→ About this exercise: Copy each line of the records below that has "kind" in it.

→ Task data:
-- Opening Marker --
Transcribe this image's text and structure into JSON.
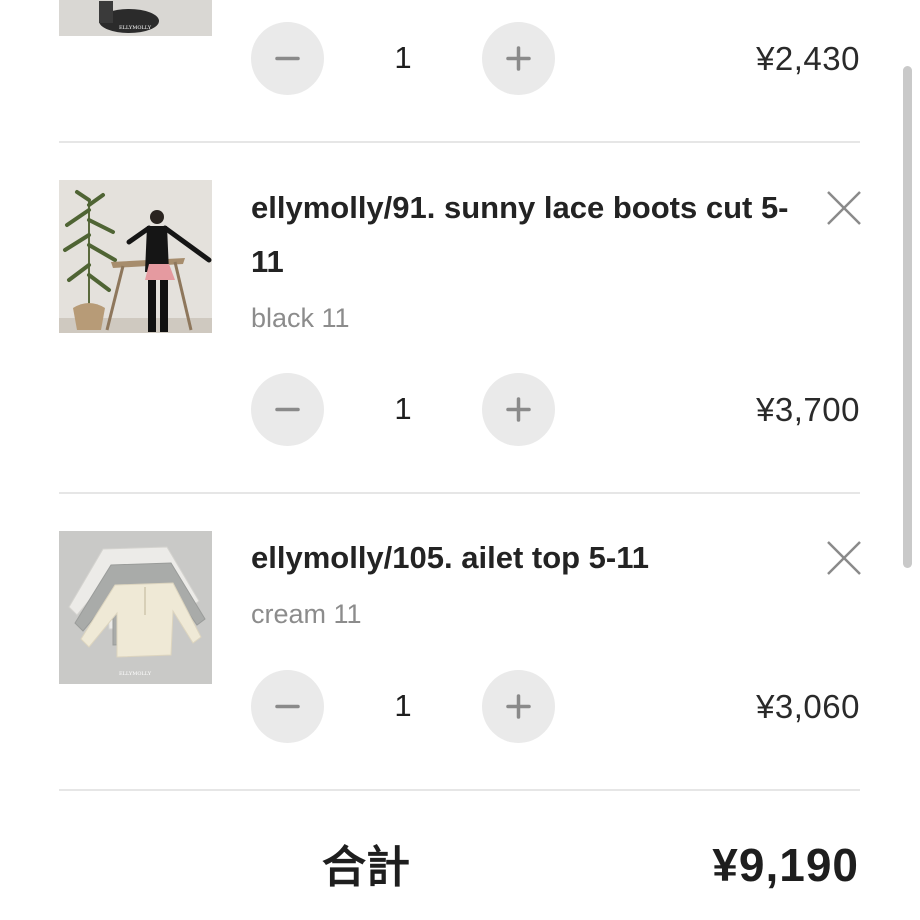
{
  "cart": {
    "items": [
      {
        "title": "",
        "variant": "",
        "quantity": "1",
        "price": "¥2,430",
        "image_caption": "ELLYMOLLY"
      },
      {
        "title": "ellymolly/91. sunny lace boots cut 5-11",
        "variant": "black 11",
        "quantity": "1",
        "price": "¥3,700",
        "image_caption": ""
      },
      {
        "title": "ellymolly/105. ailet top 5-11",
        "variant": "cream 11",
        "quantity": "1",
        "price": "¥3,060",
        "image_caption": "ELLYMOLLY"
      }
    ],
    "total_label": "合計",
    "total_value": "¥9,190"
  },
  "icons": {
    "decrement": "minus-icon",
    "increment": "plus-icon",
    "remove": "close-icon"
  },
  "colors": {
    "button_bg": "#eaeaea",
    "icon": "#8a8a8a",
    "divider": "#e6e6e6",
    "text": "#222222",
    "variant_text": "#8c8c8c"
  }
}
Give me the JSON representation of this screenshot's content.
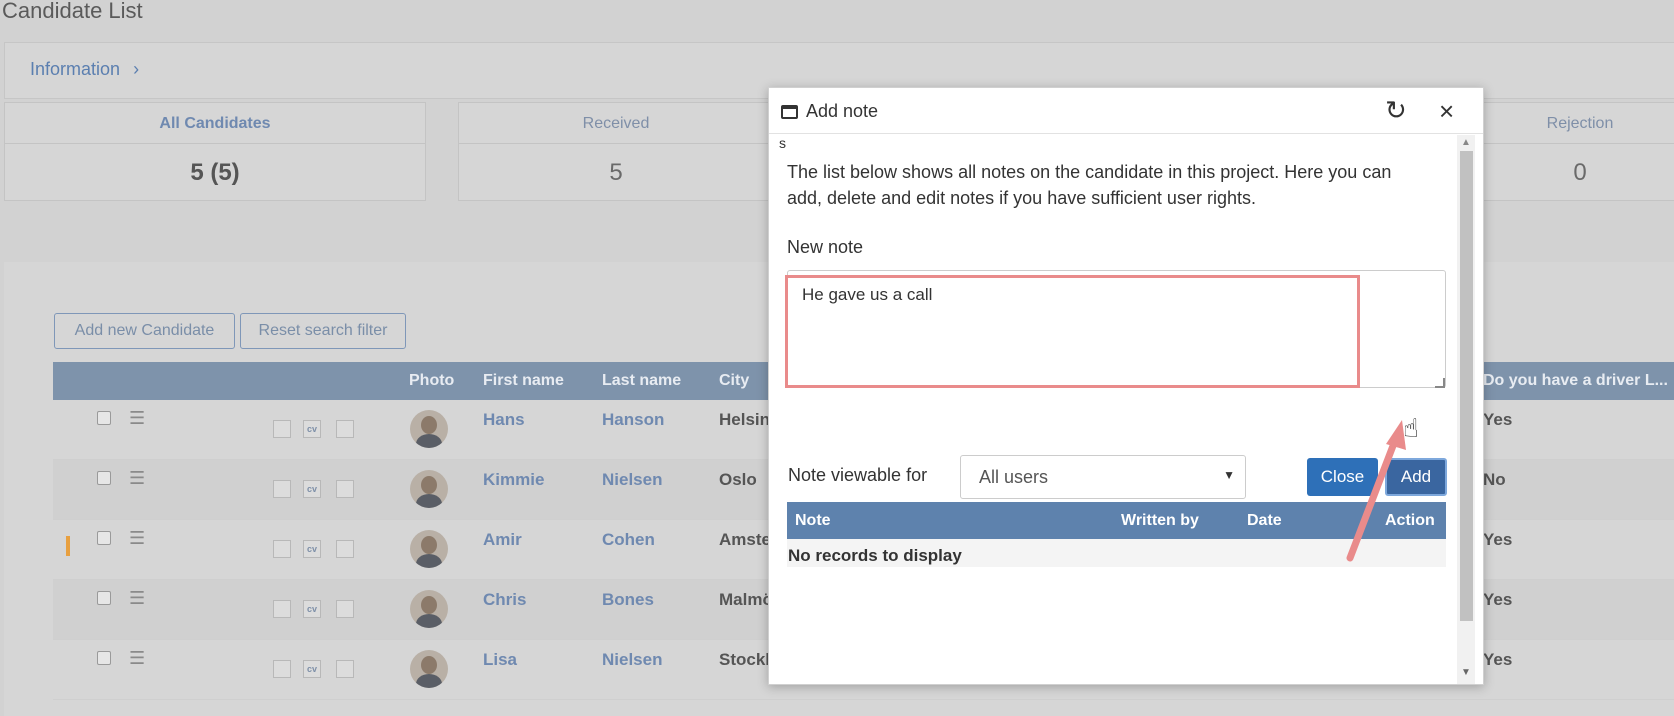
{
  "page": {
    "title": "Candidate List"
  },
  "info_bar": {
    "link_label": "Information",
    "chevron": "›"
  },
  "stats": [
    {
      "label": "All Candidates",
      "value": "5 (5)"
    },
    {
      "label": "Received",
      "value": "5"
    },
    {
      "label": "Rejection",
      "value": "0"
    }
  ],
  "toolbar": {
    "add_candidate_label": "Add new Candidate",
    "reset_filter_label": "Reset search filter"
  },
  "table": {
    "columns": [
      "Photo",
      "First name",
      "Last name",
      "City",
      "Do you have a driver L..."
    ],
    "rows": [
      {
        "first": "Hans",
        "last": "Hanson",
        "city": "Helsin",
        "driver": "Yes"
      },
      {
        "first": "Kimmie",
        "last": "Nielsen",
        "city": "Oslo",
        "driver": "No"
      },
      {
        "first": "Amir",
        "last": "Cohen",
        "city": "Amste",
        "driver": "Yes"
      },
      {
        "first": "Chris",
        "last": "Bones",
        "city": "Malmö",
        "driver": "Yes"
      },
      {
        "first": "Lisa",
        "last": "Nielsen",
        "city": "Stockl",
        "driver": "Yes"
      }
    ],
    "mini_icons": [
      "",
      "cv",
      ""
    ]
  },
  "modal": {
    "title": "Add note",
    "stray_text": "s",
    "intro": "The list below shows all notes on the candidate in this project. Here you can add, delete and edit notes if you have sufficient user rights.",
    "new_note_label": "New note",
    "note_value": "He gave us a call",
    "viewable_label": "Note viewable for",
    "viewable_selected": "All users",
    "close_label": "Close",
    "add_label": "Add",
    "notes_columns": [
      "Note",
      "Written by",
      "Date",
      "Action"
    ],
    "no_records": "No records to display"
  },
  "colors": {
    "accent": "#2e70b8",
    "header_blue": "#5e82ad",
    "highlight": "#e98b8b"
  }
}
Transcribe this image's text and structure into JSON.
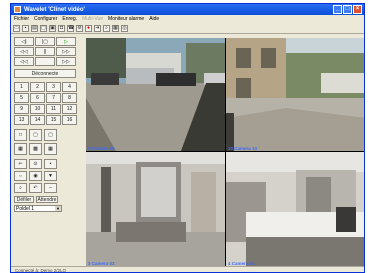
{
  "window": {
    "title": "Wavelet 'Clinet vidéo'"
  },
  "menu": [
    {
      "label": "Fichier",
      "enabled": true
    },
    {
      "label": "Configurer",
      "enabled": true
    },
    {
      "label": "Enreg.",
      "enabled": true
    },
    {
      "label": "Multi-Vue",
      "enabled": false
    },
    {
      "label": "Moniteur alarme",
      "enabled": true
    },
    {
      "label": "Aide",
      "enabled": true
    }
  ],
  "toolbar": [
    "open-icon",
    "save-icon",
    "print-icon",
    "window-icon",
    "lock-icon",
    "camera-icon",
    "phone-icon",
    "settings-icon",
    "record-icon",
    "arrow-icon",
    "search-icon",
    "layout-icon",
    "eye-icon"
  ],
  "playback": {
    "row1": [
      "◁|",
      "|▢",
      "▷"
    ],
    "row2": [
      "◁◁",
      "||",
      "▷▷"
    ],
    "row3": [
      "◁◁",
      "",
      "▷▷"
    ],
    "disconnect_label": "Déconnecte"
  },
  "camera_numbers": [
    "1",
    "2",
    "3",
    "4",
    "5",
    "6",
    "7",
    "8",
    "9",
    "10",
    "11",
    "12",
    "13",
    "14",
    "15",
    "16"
  ],
  "layout_buttons": [
    "1x1",
    "2x2",
    "3x3",
    "4x4-a",
    "4x4-b",
    "4x4-c"
  ],
  "ptz_buttons": [
    "◁▽",
    "⊙",
    "◦",
    "◁▷",
    "◉",
    "▼",
    "🔍",
    "↶",
    "‒"
  ],
  "speed": {
    "slower_label": "Défiler",
    "stop_label": "Attendre"
  },
  "preset": {
    "value": "Poldel 1"
  },
  "cameras": [
    {
      "label": "9 Camera 09"
    },
    {
      "label": "10 Camera 10"
    },
    {
      "label": "3 Camera 03"
    },
    {
      "label": "4 Camera 04"
    }
  ],
  "datetime": "27.07.2003 08:47:15",
  "status": "Connecté à: Demo 2/2LO",
  "colors": {
    "titlebar": "#0a4ed8",
    "camera_label": "#3c6cff",
    "background": "#ece9d8"
  }
}
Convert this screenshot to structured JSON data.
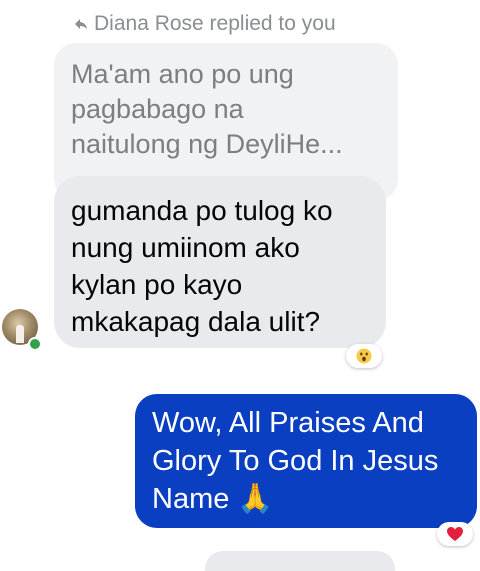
{
  "reply_header": {
    "icon": "reply-arrow-icon",
    "text": "Diana Rose replied to you"
  },
  "quoted_message": {
    "lines": [
      "Ma'am ano po ung",
      "pagbabago na",
      "naitulong ng DeyliHe..."
    ]
  },
  "incoming_message": {
    "lines": [
      "gumanda po tulog ko",
      "nung umiinom ako",
      "kylan po kayo",
      "mkakapag dala ulit?"
    ],
    "reaction": "😮",
    "reaction_icon": "wow-emoji-icon"
  },
  "sender": {
    "avatar_icon": "avatar",
    "online": true,
    "online_color": "#31a24c"
  },
  "outgoing_message": {
    "lines": [
      "Wow, All Praises And",
      "Glory To God In Jesus",
      "Name 🙏"
    ],
    "bubble_color": "#0b3fc1",
    "reaction_icon": "heart-icon",
    "reaction_color": "#e41e3f"
  }
}
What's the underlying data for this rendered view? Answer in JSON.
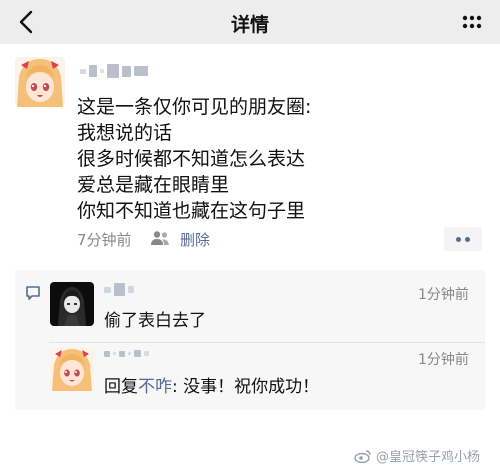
{
  "nav": {
    "title": "详情"
  },
  "post": {
    "lines": [
      "这是一条仅你可见的朋友圈:",
      "我想说的话",
      "很多时候都不知道怎么表达",
      "爱总是藏在眼睛里",
      "你知不知道也藏在这句子里"
    ],
    "time": "7分钟前",
    "delete_label": "删除"
  },
  "comments": [
    {
      "time": "1分钟前",
      "text": "偷了表白去了"
    },
    {
      "time": "1分钟前",
      "reply_prefix": "回复",
      "reply_to": "不咋",
      "reply_body": ": 没事！祝你成功！"
    }
  ],
  "watermark": {
    "text": "@皇冠筷子鸡小杨"
  },
  "colors": {
    "link": "#576b95",
    "nav_bg": "#ededed",
    "comment_bg": "#f7f7f7"
  }
}
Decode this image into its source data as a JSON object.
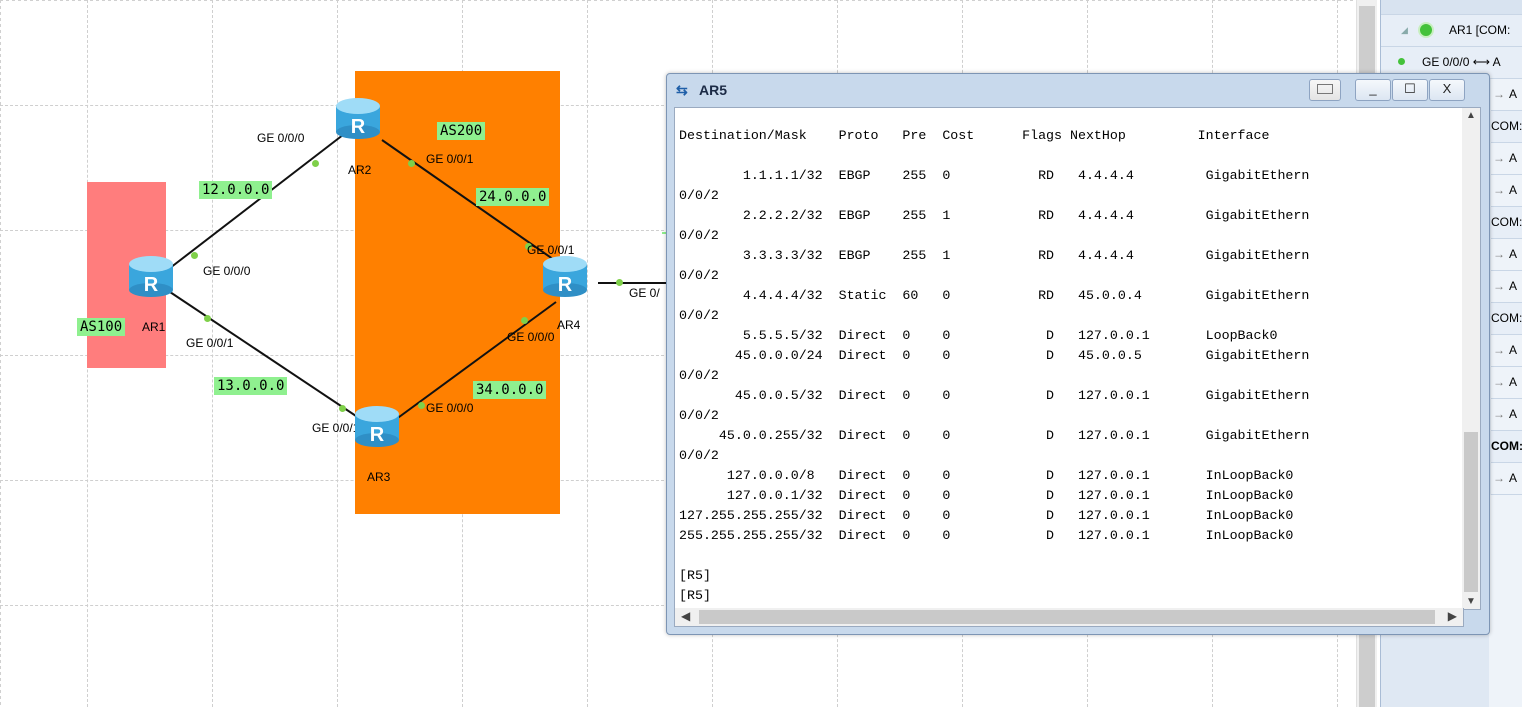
{
  "topology": {
    "areas": [
      {
        "label": "AS100",
        "color": "#ff7d7d"
      },
      {
        "label": "AS200",
        "color": "#ff8000"
      }
    ],
    "networks": [
      "12.0.0.0",
      "13.0.0.0",
      "24.0.0.0",
      "34.0.0.0"
    ],
    "devices": [
      "AR1",
      "AR2",
      "AR3",
      "AR4"
    ],
    "interfaces": {
      "ar2_left": "GE 0/0/0",
      "ar2_right": "GE 0/0/1",
      "ar1_top": "GE 0/0/0",
      "ar1_bottom": "GE 0/0/1",
      "ar3_left": "GE 0/0/1",
      "ar3_right": "GE 0/0/0",
      "ar4_top": "GE 0/0/1",
      "ar4_bottom": "GE 0/0/0",
      "ar4_right": "GE 0/"
    }
  },
  "terminal": {
    "title": "AR5",
    "icon": "terminal-icon",
    "buttons": {
      "minimize": "_",
      "maximize": "☐",
      "close": "X"
    },
    "lines": [
      "Destination/Mask    Proto   Pre  Cost      Flags NextHop         Interface",
      "",
      "        1.1.1.1/32  EBGP    255  0           RD   4.4.4.4         GigabitEthern",
      "0/0/2",
      "        2.2.2.2/32  EBGP    255  1           RD   4.4.4.4         GigabitEthern",
      "0/0/2",
      "        3.3.3.3/32  EBGP    255  1           RD   4.4.4.4         GigabitEthern",
      "0/0/2",
      "        4.4.4.4/32  Static  60   0           RD   45.0.0.4        GigabitEthern",
      "0/0/2",
      "        5.5.5.5/32  Direct  0    0            D   127.0.0.1       LoopBack0",
      "       45.0.0.0/24  Direct  0    0            D   45.0.0.5        GigabitEthern",
      "0/0/2",
      "       45.0.0.5/32  Direct  0    0            D   127.0.0.1       GigabitEthern",
      "0/0/2",
      "     45.0.0.255/32  Direct  0    0            D   127.0.0.1       GigabitEthern",
      "0/0/2",
      "      127.0.0.0/8   Direct  0    0            D   127.0.0.1       InLoopBack0",
      "      127.0.0.1/32  Direct  0    0            D   127.0.0.1       InLoopBack0",
      "127.255.255.255/32  Direct  0    0            D   127.0.0.1       InLoopBack0",
      "255.255.255.255/32  Direct  0    0            D   127.0.0.1       InLoopBack0",
      "",
      "[R5]",
      "[R5]"
    ]
  },
  "panel": {
    "top_item": "AR1 [COM:",
    "link_item": "GE 0/0/0 ⟷ A",
    "com_label": "COM:",
    "com_label_bold": "COM:",
    "arrow_item": "A"
  }
}
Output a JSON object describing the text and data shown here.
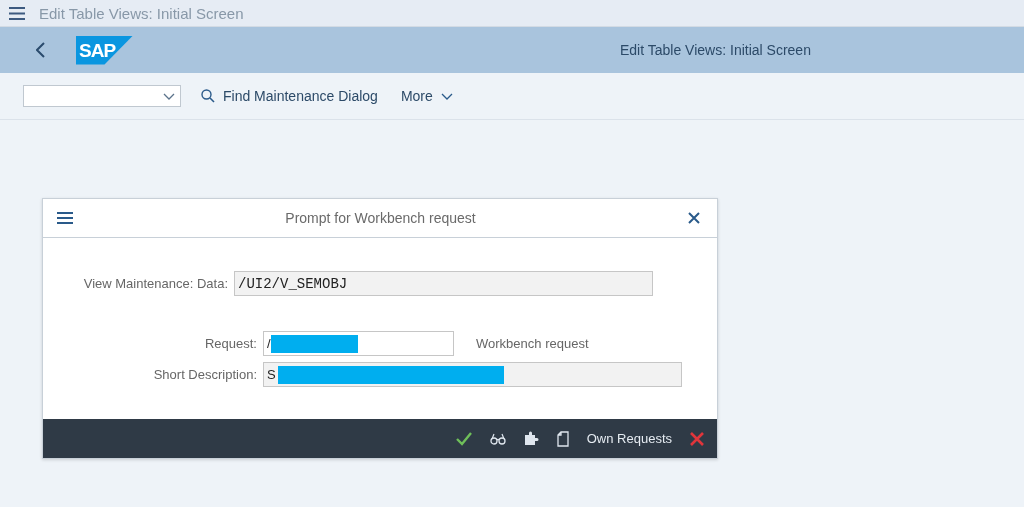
{
  "shell": {
    "title": "Edit Table Views: Initial Screen"
  },
  "header": {
    "title": "Edit Table Views: Initial Screen",
    "logo": "SAP"
  },
  "toolbar": {
    "find_button": "Find Maintenance Dialog",
    "more_button": "More"
  },
  "dialog": {
    "title": "Prompt for Workbench request",
    "view_field": {
      "label": "View Maintenance: Data:",
      "value": "/UI2/V_SEMOBJ"
    },
    "request_field": {
      "label": "Request:",
      "value": "/",
      "redacted": true,
      "hint": "Workbench request"
    },
    "description_field": {
      "label": "Short Description:",
      "value": "S",
      "redacted": true
    },
    "footer_buttons": [
      {
        "kind": "check"
      },
      {
        "kind": "glasses"
      },
      {
        "kind": "puzzle"
      },
      {
        "kind": "page"
      },
      {
        "kind": "text",
        "label": "Own Requests"
      },
      {
        "kind": "cancel"
      }
    ]
  }
}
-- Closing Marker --
→ Written answer:
        "kind": "check"
        "kind": "glasses"
        "kind": "puzzle"
        "kind": "page"
        "kind": "text",
        "kind": "cancel"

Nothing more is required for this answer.